Brent Erickson, vice president at the Washington-based biotech industry organization believes 'this could transform the old economy. It's going to provide new ways to make things that are cleaner and more economical.'

Recent GM food controversies have centered around Third World countries rejecting genetically modified U.S. food. This month Zimbabwe almost refused to accept GM corn from the United States even though 6 million of its people face starvation.

Zimbabwe and other African countries face widespread food shortages after two years of drought. However, they don't want to be given whole corn, fearing that if GM corn seeds get into their crops and the pollen spreads, it could damage their economic future by ending trade with their European partners.

Europe continues to shun GM-modified foods.

The needy African countries are requesting milled or ground corn that will not mix with or alter domestic varieties. Grinding the corn would be more expensive for the United States but prevent accusations that the U.S. is using its aid to force gene-altered products into Third World nations.

CAPTION(S):

Aluniya Ngulube gathers corn that fell from a passing truck in Mumpansha, Zambia. The country has been wary of accepting U.S. donations of genetically modified corn. [Photo by AP]

Sarojeni Rengam of the Malaysian 'Pesticide Action Network' critiques the World Food Summit declaration on behalf of hundreds of non-governmental organizations in Rome [Photo by Agence France-Presse]
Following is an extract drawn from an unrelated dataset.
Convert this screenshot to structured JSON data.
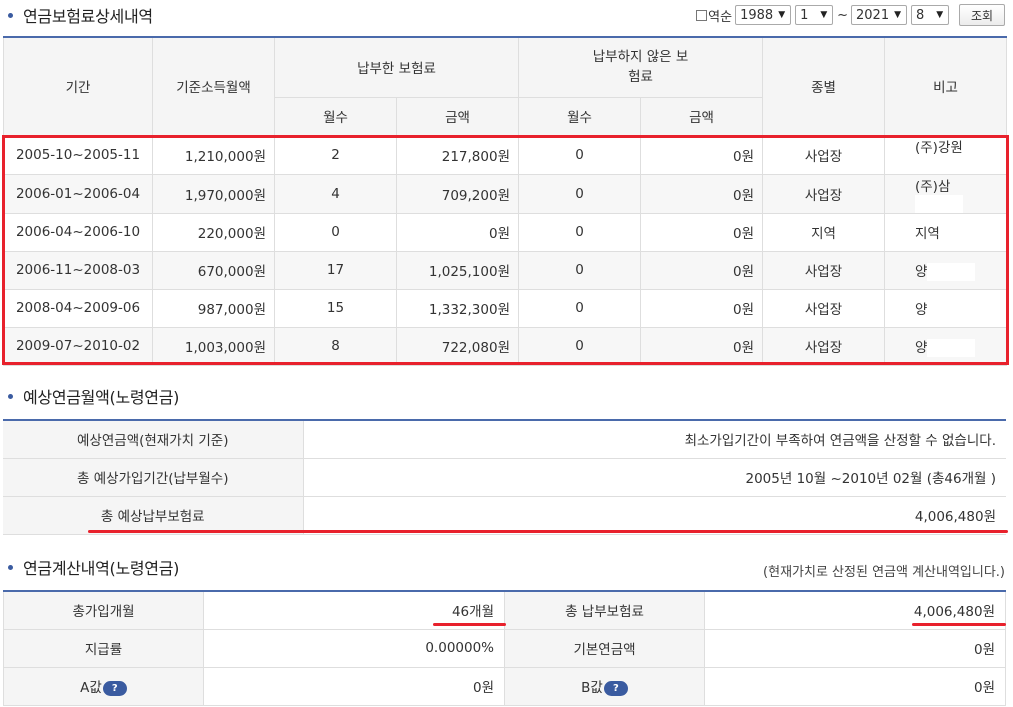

A member of a militant group opposed to genetically modified foods uproots a plot of corn grown on Monsanto land near Labrihe, France. [Photo by Agence France-Presse]